What we need to see now from Queensland — as we saw in Victoria when that state produced its own fluffy ICT strategy — is a concrete implementation plan to match its ICT Strategy. The state needs to flesh out its principles and goals with actual action points, dates to match them, and benchmarks by which it will judge its progress. It needs to detail urgently how it will train its staff and set in place strict governance controls to ensure it doesn’t suffer another repeat performance with a payroll upgrade like Queensland Health. It needs to actually go ahead with that IT dashboard it’s contemplating and make sure it has names and titles included, so that there are people accountable when things start going off the tracks with its major IT projects. It needs to issue a series of internal commandments through its Director-General’s Council that will ensure that each departmental CIO immediately changes their procurement and project management approaches.
I’m really not exaggerating when I say that the scale of the issue facing Queensland right now is really quite frightening. Its most immediate problem is that it has a number of high-risk IT systems which are slowly dying and which have the potential to take down key areas of service delivery with them. This alone would be a massive issue, given the state’s demonstrated abysmal ability to upgrade and replace key IT systems.
But it’s also true that virtually every other area of Queensland’s ICT systems and processes are also right on the brink of disaster.
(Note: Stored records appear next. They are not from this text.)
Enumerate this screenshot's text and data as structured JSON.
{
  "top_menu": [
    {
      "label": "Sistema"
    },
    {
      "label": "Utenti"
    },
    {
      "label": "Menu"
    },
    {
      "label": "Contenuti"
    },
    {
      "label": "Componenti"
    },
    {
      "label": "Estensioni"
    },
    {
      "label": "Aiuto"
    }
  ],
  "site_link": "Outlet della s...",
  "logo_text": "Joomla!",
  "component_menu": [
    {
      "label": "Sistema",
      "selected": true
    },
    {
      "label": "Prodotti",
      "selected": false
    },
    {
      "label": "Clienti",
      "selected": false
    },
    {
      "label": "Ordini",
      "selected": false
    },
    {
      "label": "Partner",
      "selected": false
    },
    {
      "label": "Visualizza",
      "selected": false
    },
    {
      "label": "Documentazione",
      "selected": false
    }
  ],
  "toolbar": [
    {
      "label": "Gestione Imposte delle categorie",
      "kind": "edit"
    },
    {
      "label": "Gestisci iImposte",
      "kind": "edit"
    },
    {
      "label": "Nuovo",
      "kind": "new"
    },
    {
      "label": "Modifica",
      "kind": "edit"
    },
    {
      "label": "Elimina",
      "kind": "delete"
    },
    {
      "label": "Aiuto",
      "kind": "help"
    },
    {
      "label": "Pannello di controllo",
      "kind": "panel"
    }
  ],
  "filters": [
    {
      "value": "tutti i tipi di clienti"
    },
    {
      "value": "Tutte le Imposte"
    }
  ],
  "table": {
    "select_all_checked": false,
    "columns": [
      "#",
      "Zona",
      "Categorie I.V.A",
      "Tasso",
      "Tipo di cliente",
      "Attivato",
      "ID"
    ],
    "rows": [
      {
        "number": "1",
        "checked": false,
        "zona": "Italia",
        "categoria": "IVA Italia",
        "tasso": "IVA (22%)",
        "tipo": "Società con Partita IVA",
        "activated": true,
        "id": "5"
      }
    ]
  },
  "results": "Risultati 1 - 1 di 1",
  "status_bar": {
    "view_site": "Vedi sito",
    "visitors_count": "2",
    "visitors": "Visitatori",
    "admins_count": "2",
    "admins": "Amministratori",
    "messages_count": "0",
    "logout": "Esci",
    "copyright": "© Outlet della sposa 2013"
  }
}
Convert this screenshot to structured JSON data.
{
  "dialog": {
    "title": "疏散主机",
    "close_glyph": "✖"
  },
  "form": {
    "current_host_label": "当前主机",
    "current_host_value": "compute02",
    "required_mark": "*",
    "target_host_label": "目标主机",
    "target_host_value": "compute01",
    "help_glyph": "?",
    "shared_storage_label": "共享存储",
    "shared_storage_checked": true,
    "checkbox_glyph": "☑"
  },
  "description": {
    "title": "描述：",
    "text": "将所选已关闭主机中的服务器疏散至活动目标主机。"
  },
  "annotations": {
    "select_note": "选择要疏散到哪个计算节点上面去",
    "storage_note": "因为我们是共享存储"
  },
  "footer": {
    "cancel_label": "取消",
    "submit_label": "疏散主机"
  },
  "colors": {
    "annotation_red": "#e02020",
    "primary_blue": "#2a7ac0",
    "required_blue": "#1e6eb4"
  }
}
It doesn’t have much in the way of centralised ICT procurement, so it’s constantly burning money it shouldn’t be when it buys basic things such as desktop PCs and telecommunications. Most of its underlying infrastructure is out of date and needs replacing; but it’s not clear that Queensland can afford to replace it. And when you get beyond the urgent IT systems which need to be replaced right now, there are also clusters of almost-urgent systems which are also reaching end of life. There’s also that pesky issue that its out of date IT systems are riddled with security issues, including the fact that some of its departments are hosting botnets.
Walker will be hoping that the radical measures represented by the IT dashboard and the ‘cloud-first’ policy will have the effect of short-circuiting some of these problems, and I have no doubt that they will be somewhat successful. But even getting these initiatives in place will require substantial years of effort and pushing by the Minister and his staff inside the Government. Deeper change will take a lot longer; the issue is that, as the ICT Audit highlighted, time really is an issue right now.
I would say that what is happening in Queensland right now is akin to emergency triage. The state is going to have to take a ruthless approach to what problems it can fix — mercilessly chopping gangrenous limbs off without painkiller and focusing on those patients which it can save. If it doesn’t take this emergency approach, then it will lose what momentum for change that it has. We’ve seen that Walker has the gumption to follow this approach; the implementation of the IT dashboard (every CIO’s worst nightmare) and the cloud-first approach (previously thought anathema within the public sector) is evidence of this, as is the ruthless demotion of two-time whole of government CIO Peter Grant. Let’s hope the Minister and those advising him can continue to push hard in this manner. Because I suspect that it will most of their efforts merely to stop things getting worse; let alone trying to improve the situation.
Image credit: Office of Ian Walker